- **Your task**
Only a number is wanted: how many lines in these records contain the word "title"?

- **Given entries**
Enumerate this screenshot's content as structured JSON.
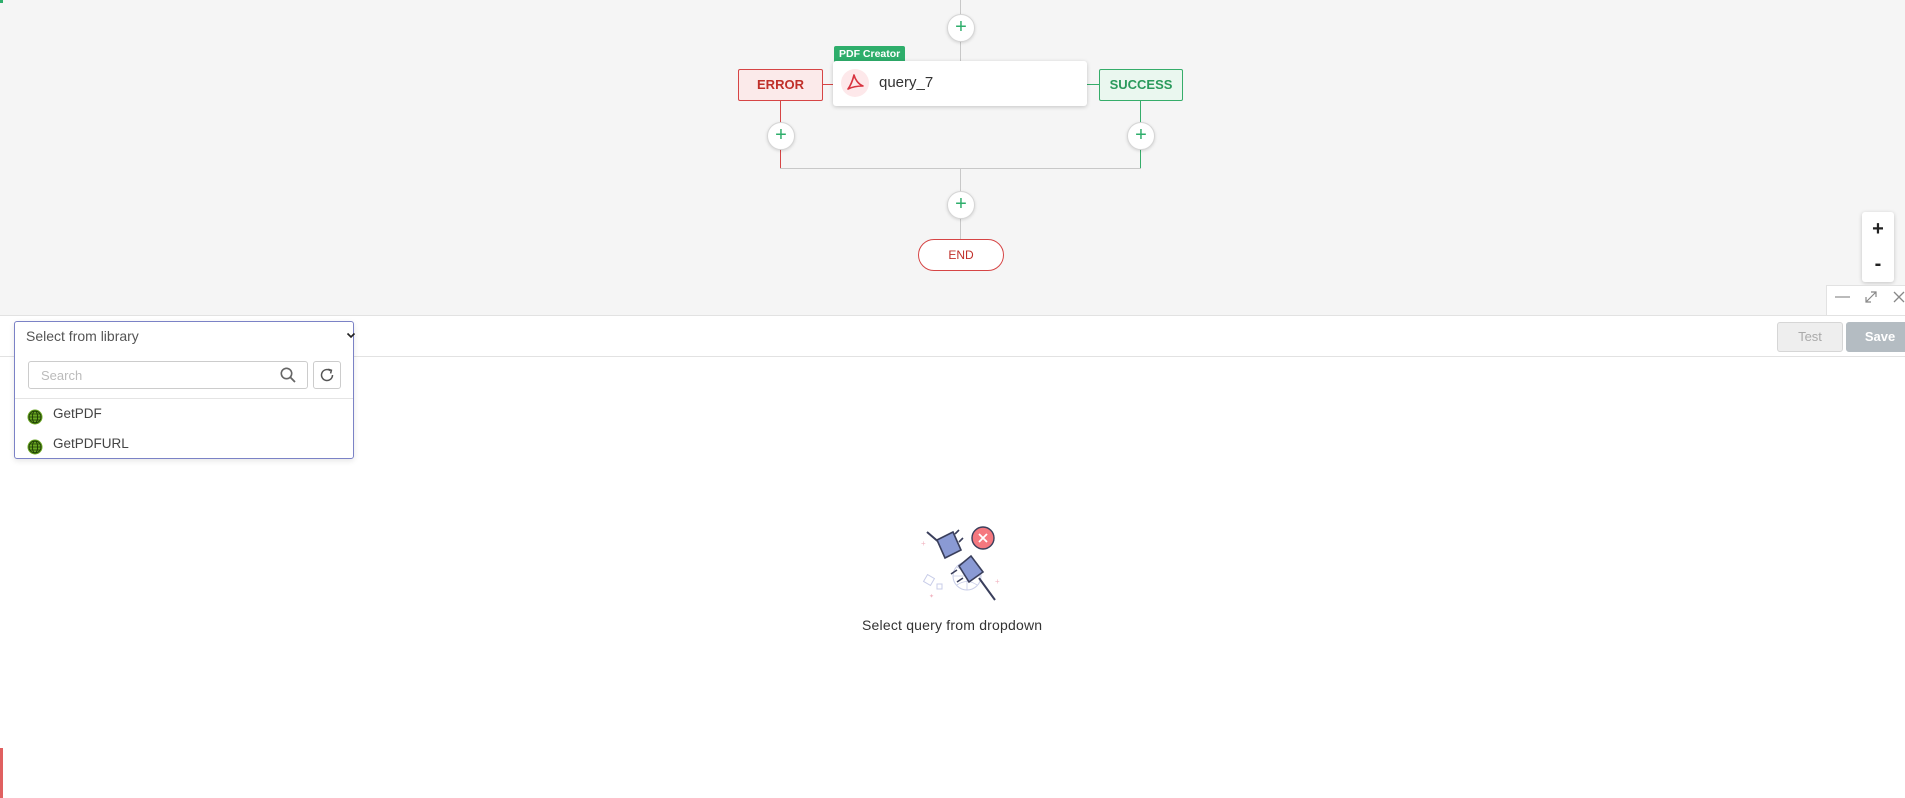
{
  "flow": {
    "node": {
      "tag": "PDF Creator",
      "title": "query_7"
    },
    "error_label": "ERROR",
    "success_label": "SUCCESS",
    "end_label": "END",
    "add_symbol": "+"
  },
  "zoom": {
    "in": "+",
    "out": "-"
  },
  "toolbar": {
    "test_label": "Test",
    "save_label": "Save"
  },
  "library": {
    "select_label": "Select from library",
    "search_placeholder": "Search",
    "items": [
      {
        "label": "GetPDF",
        "icon": "globe-icon"
      },
      {
        "label": "GetPDFURL",
        "icon": "globe-icon"
      }
    ]
  },
  "empty_state": {
    "message": "Select query from dropdown"
  },
  "colors": {
    "success": "#2eae6b",
    "error": "#d64545",
    "accent": "#7b82c6"
  }
}
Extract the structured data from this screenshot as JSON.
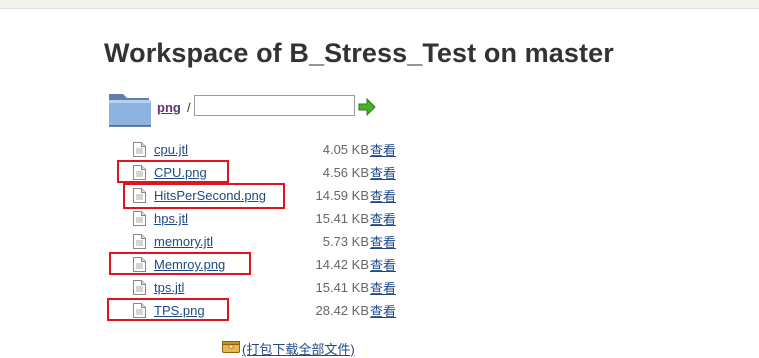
{
  "page": {
    "title": "Workspace of B_Stress_Test on master"
  },
  "path": {
    "crumb": "png",
    "separator": "/",
    "input_value": "",
    "go_icon": "green-arrow-icon",
    "folder_icon": "folder-icon"
  },
  "files": [
    {
      "name": "cpu.jtl",
      "size": "4.05 KB",
      "view": "查看",
      "highlighted": false
    },
    {
      "name": "CPU.png",
      "size": "4.56 KB",
      "view": "查看",
      "highlighted": true
    },
    {
      "name": "HitsPerSecond.png",
      "size": "14.59 KB",
      "view": "查看",
      "highlighted": true
    },
    {
      "name": "hps.jtl",
      "size": "15.41 KB",
      "view": "查看",
      "highlighted": false
    },
    {
      "name": "memory.jtl",
      "size": "5.73 KB",
      "view": "查看",
      "highlighted": false
    },
    {
      "name": "Memroy.png",
      "size": "14.42 KB",
      "view": "查看",
      "highlighted": true
    },
    {
      "name": "tps.jtl",
      "size": "15.41 KB",
      "view": "查看",
      "highlighted": false
    },
    {
      "name": "TPS.png",
      "size": "28.42 KB",
      "view": "查看",
      "highlighted": true
    }
  ],
  "download": {
    "label": "(打包下载全部文件)",
    "icon": "archive-icon"
  },
  "colors": {
    "highlight": "#e0141e",
    "link": "#204a87",
    "crumb": "#5c3566",
    "title": "#333333"
  }
}
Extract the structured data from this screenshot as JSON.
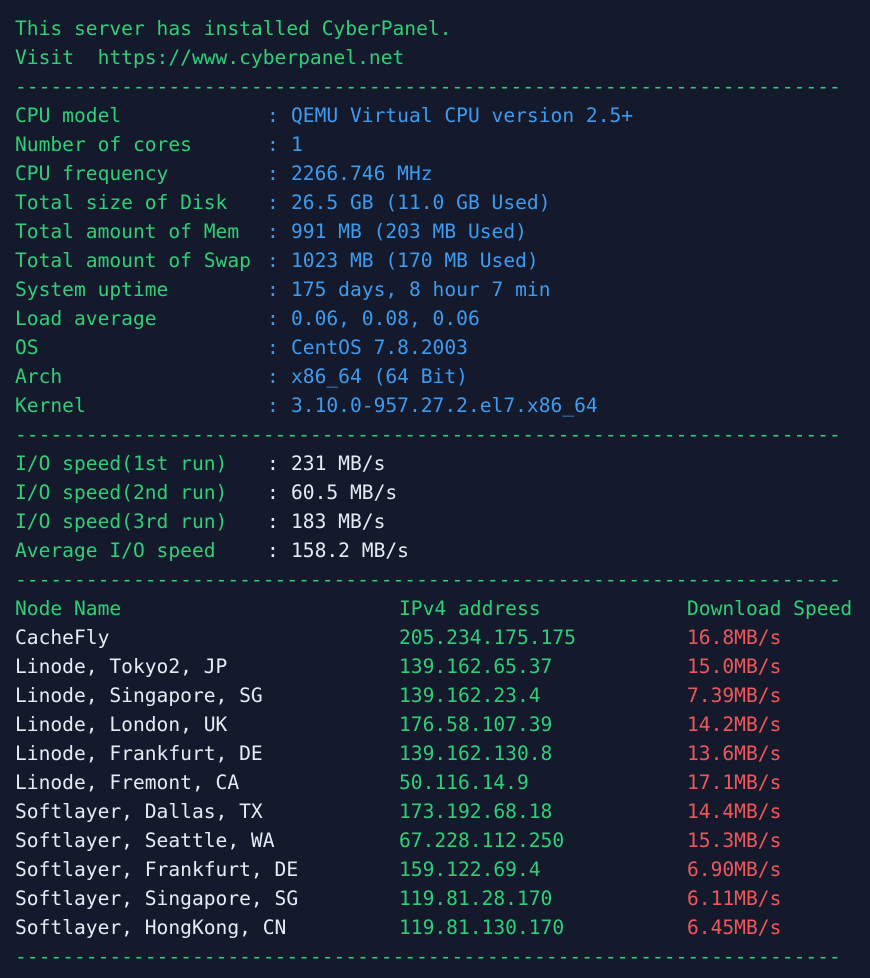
{
  "header": {
    "line1": "This server has installed CyberPanel.",
    "line2": "Visit  https://www.cyberpanel.net"
  },
  "separator": "----------------------------------------------------------------------",
  "system_info": [
    {
      "label": "CPU model",
      "value": "QEMU Virtual CPU version 2.5+"
    },
    {
      "label": "Number of cores",
      "value": "1"
    },
    {
      "label": "CPU frequency",
      "value": "2266.746 MHz"
    },
    {
      "label": "Total size of Disk",
      "value": "26.5 GB (11.0 GB Used)"
    },
    {
      "label": "Total amount of Mem",
      "value": "991 MB (203 MB Used)"
    },
    {
      "label": "Total amount of Swap",
      "value": "1023 MB (170 MB Used)"
    },
    {
      "label": "System uptime",
      "value": "175 days, 8 hour 7 min"
    },
    {
      "label": "Load average",
      "value": "0.06, 0.08, 0.06"
    },
    {
      "label": "OS",
      "value": "CentOS 7.8.2003"
    },
    {
      "label": "Arch",
      "value": "x86_64 (64 Bit)"
    },
    {
      "label": "Kernel",
      "value": "3.10.0-957.27.2.el7.x86_64"
    }
  ],
  "io_info": [
    {
      "label": "I/O speed(1st run)",
      "value": "231 MB/s"
    },
    {
      "label": "I/O speed(2nd run)",
      "value": "60.5 MB/s"
    },
    {
      "label": "I/O speed(3rd run)",
      "value": "183 MB/s"
    },
    {
      "label": "Average I/O speed",
      "value": "158.2 MB/s"
    }
  ],
  "colon": ":",
  "speed_table": {
    "headers": [
      "Node Name",
      "IPv4 address",
      "Download Speed"
    ],
    "rows": [
      {
        "node": "CacheFly",
        "ip": "205.234.175.175",
        "speed": "16.8MB/s"
      },
      {
        "node": "Linode, Tokyo2, JP",
        "ip": "139.162.65.37",
        "speed": "15.0MB/s"
      },
      {
        "node": "Linode, Singapore, SG",
        "ip": "139.162.23.4",
        "speed": "7.39MB/s"
      },
      {
        "node": "Linode, London, UK",
        "ip": "176.58.107.39",
        "speed": "14.2MB/s"
      },
      {
        "node": "Linode, Frankfurt, DE",
        "ip": "139.162.130.8",
        "speed": "13.6MB/s"
      },
      {
        "node": "Linode, Fremont, CA",
        "ip": "50.116.14.9",
        "speed": "17.1MB/s"
      },
      {
        "node": "Softlayer, Dallas, TX",
        "ip": "173.192.68.18",
        "speed": "14.4MB/s"
      },
      {
        "node": "Softlayer, Seattle, WA",
        "ip": "67.228.112.250",
        "speed": "15.3MB/s"
      },
      {
        "node": "Softlayer, Frankfurt, DE",
        "ip": "159.122.69.4",
        "speed": "6.90MB/s"
      },
      {
        "node": "Softlayer, Singapore, SG",
        "ip": "119.81.28.170",
        "speed": "6.11MB/s"
      },
      {
        "node": "Softlayer, HongKong, CN",
        "ip": "119.81.130.170",
        "speed": "6.45MB/s"
      }
    ]
  },
  "colors": {
    "background": "#141a2c",
    "label_green": "#2fcf78",
    "value_blue": "#3d9bf0",
    "text_white": "#e6ecf4",
    "speed_red": "#f0575c"
  }
}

- **Answer to this task**
3